Nietzsche's denouncement of "God is dead" was not a proclamation of atheism, as is commonly attributed to him, along the very same self-destructive materialistic lines that have got us here; it was rather to illustrate that the fundamental decline of all the higher values, sublimated under modernist myths, meant that in all realistic terms that any God was dead precisely because the very God within man had already died. Essentially, God was dead not because he didn't "exist", but because the very sacred center of man had been eradicated, and thereby rendered God, or any other reference to Deity, deities or all and anything that is truly transcendent, as entirely meaningless. Hence why Nietzsche described himself as dynamite; he knew full well his meanings would be ultimately misunderstood and perverted. Not only in the case of the atheist revolutionaries declaring that God had finally been banished - generally replaced by the wonderous pursuit of Science - but also in those that would later adopt his teachings of the Zarathustra "superman" and later entirely pervert it into the political doctrine of Fascism, specialised in National Socialism. Nietzsche would have been both amused and disgusted at Nazism (and, for that matter, Marxism).

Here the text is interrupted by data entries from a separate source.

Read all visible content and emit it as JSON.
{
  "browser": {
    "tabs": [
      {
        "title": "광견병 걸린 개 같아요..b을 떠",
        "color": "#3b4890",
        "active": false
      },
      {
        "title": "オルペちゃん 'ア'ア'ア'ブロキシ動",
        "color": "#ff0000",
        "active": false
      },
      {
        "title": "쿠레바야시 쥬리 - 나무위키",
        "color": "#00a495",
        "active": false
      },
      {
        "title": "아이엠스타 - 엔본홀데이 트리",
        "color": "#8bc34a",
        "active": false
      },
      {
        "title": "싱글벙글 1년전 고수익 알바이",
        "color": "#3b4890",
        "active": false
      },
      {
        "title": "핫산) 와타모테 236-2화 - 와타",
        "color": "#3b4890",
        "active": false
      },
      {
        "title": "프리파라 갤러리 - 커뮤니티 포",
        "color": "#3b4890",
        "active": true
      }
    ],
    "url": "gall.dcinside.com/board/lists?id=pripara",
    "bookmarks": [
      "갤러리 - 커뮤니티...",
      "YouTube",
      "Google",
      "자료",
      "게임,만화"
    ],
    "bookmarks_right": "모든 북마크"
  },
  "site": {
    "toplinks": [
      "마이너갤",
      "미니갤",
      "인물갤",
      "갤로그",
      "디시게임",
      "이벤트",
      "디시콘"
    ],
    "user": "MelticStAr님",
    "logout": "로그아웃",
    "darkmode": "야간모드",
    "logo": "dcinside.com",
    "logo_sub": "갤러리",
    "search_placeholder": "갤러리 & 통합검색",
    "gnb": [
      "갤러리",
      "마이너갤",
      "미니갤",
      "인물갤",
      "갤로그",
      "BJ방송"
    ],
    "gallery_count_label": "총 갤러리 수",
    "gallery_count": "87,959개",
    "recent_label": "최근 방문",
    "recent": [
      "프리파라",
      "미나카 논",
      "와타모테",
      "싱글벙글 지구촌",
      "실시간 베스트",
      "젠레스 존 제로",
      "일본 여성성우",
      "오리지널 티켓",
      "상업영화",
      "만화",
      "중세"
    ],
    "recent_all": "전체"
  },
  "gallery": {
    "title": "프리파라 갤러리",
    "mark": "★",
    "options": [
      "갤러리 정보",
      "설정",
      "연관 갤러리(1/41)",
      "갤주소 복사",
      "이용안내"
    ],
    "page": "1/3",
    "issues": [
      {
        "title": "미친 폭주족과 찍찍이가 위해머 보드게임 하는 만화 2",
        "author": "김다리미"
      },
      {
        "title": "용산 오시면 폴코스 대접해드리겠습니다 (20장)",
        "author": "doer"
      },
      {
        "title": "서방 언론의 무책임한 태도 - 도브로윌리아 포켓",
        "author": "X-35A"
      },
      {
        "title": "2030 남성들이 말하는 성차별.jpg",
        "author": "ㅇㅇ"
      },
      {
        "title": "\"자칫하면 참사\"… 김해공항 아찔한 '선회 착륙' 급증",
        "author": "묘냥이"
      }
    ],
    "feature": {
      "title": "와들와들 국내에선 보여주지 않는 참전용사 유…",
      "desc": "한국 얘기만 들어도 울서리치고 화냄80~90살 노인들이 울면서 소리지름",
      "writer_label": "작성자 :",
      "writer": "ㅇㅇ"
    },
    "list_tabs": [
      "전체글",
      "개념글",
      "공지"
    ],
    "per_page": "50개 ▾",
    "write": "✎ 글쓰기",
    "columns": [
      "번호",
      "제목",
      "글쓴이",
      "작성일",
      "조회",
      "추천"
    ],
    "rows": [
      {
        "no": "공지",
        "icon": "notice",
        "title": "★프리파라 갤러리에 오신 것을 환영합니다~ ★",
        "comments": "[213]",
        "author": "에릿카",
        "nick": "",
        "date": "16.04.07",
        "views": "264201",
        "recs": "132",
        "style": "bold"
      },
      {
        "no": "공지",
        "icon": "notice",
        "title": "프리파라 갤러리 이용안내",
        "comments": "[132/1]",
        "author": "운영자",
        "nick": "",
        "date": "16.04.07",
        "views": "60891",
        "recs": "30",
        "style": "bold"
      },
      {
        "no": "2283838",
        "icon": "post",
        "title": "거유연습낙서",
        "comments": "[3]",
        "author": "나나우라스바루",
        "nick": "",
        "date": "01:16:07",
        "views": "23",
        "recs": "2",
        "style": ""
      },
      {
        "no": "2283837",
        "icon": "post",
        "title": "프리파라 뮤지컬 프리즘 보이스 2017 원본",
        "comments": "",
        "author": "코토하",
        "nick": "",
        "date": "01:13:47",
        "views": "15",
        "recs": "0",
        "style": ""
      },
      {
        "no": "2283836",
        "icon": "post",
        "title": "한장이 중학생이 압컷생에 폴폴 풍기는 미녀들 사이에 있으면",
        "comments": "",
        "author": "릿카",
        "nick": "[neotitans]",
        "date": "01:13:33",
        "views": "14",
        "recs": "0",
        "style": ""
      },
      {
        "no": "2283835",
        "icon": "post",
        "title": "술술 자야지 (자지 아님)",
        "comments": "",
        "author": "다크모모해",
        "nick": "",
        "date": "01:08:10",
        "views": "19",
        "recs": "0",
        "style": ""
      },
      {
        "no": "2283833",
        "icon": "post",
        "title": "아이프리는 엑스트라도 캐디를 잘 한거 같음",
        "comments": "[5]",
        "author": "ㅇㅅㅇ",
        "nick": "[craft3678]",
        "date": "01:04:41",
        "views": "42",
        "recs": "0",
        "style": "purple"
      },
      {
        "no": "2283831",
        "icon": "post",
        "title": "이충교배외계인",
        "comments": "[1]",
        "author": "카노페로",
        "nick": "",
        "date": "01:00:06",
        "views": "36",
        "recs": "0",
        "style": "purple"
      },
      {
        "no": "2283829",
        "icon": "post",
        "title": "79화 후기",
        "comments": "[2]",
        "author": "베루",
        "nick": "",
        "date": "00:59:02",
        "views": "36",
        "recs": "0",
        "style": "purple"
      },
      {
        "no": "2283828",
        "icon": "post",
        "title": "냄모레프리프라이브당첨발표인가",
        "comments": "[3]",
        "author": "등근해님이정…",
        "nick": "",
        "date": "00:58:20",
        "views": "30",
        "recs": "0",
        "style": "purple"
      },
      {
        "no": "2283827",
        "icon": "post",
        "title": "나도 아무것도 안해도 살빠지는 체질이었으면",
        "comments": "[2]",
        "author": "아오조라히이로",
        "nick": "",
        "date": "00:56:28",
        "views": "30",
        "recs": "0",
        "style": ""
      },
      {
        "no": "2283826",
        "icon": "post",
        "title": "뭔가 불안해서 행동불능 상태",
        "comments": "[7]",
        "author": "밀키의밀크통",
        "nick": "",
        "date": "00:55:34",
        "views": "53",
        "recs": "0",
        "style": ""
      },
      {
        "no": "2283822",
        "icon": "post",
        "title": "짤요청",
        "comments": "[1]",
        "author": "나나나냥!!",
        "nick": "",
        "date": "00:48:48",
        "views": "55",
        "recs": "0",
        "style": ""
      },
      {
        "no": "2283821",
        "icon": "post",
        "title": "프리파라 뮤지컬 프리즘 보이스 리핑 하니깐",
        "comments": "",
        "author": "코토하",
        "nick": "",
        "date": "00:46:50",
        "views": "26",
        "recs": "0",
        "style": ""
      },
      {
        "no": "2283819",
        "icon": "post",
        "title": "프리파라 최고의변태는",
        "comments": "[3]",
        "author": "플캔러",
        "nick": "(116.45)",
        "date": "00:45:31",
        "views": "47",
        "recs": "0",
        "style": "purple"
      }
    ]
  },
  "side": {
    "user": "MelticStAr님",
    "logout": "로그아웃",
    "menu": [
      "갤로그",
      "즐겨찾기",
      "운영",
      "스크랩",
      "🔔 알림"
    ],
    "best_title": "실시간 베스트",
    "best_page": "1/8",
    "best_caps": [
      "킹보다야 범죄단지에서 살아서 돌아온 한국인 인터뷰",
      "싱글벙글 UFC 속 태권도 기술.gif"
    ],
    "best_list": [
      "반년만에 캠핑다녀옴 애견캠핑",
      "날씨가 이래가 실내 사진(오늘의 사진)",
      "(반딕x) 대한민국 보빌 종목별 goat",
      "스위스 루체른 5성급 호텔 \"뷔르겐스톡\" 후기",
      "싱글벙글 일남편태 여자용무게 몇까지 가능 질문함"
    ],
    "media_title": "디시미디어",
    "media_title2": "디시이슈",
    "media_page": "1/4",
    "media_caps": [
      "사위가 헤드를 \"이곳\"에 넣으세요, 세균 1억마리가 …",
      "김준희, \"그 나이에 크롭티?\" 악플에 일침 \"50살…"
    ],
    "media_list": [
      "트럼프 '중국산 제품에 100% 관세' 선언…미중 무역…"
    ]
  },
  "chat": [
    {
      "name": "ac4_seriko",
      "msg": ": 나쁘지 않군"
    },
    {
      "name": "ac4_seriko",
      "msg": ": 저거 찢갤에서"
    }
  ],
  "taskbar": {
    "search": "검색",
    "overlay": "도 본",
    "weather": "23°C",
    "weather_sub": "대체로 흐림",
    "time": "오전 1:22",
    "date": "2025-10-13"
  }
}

So here I find myself, one of the "outsiders" - always an outsider in spirit, as the very least. This X-Factor generation is anathema to me. I find myself thereby on the brink, indeed, undergoing a third "ontological rupture" in my 28 years. A few pragmatic realities have hit me hard, and particularly so in 2009; this path I have chosen in life was never going to be easy, since it goes against the very grain. As I eluded to, the fact of the matter is my extremely limited material life - as a result of not prioritsing and directionalising all my intellectual powers towards this goal, for reasons that should now be abundantly clear - does have significant consequences. The social stereotype of "man as provider" does carry significant weight, so for me to meet someone, they would have to be someone of the necessary qualities as to disregard my financial and material poverty, and desire me for qualities in other areas; ones which do not obviously manifest in a lot of the ordinary day-to-day aspects of living.

I've consequently resigned myself to this fact, and will be living a fairly monastic life through 2010, as I've got debt to pay off, and easiest way to stay on budget is not to go out much. I will eat healthily, exercise with great intensity - I very much enjoy Powerlifting training - and absorb myself more than ever in my books and music. I will also greatly intensify my efforts finding a creative outlet. This blog is one, and this last week or so has seen a tremendously fertile period, as you can no doubt tell if you've succeeded in reading this far down this current post! I will write, and write more, because in truth writing is my one real area of natural talent; as much as I adore music, for example, I have no real aptitude for it; similarly fine art, I am mediocre but no more. But perhaps I can be a better than mediocre writer, and I feel that I am becoming much more of a human with which to find expression to life itself.

Finally, a little note for Ida. You know how much you mean to me, and your acts of kindness and quality as an individual ever resonate more with me. I love you, and always will, however our paths in life should continue to proceed. It is little wonder that so few relationships survive against the abhorrent ugliness of so much of modern existence. The best chance of survival is a form of seclusion, even at the expense of perhaps developing a level of provincialism and a petit-bourgeois existence. To live in a wood cabin, surrounded by trees and snow - a romantic anachronism, but perhaps the one way of blissfully surviving this world - either that, or a upright battle alone, a quest to remain strong to one's higher values, an upright challenge to recognise one's own transcendence, and to tap into that infinite supply to find a meaning to imbue to everything you do. A declaration of war. War not against nations, or on any material plane - but on the higher level for ones own very sense of being. Such a war requires not overt actions, because the war occurs entirely on the inner plane of one's own existence, unseen by the majority.

We ultimately control who and what we are. Look in, to see out.

And then you shall indeed be wandering with Sleipnir.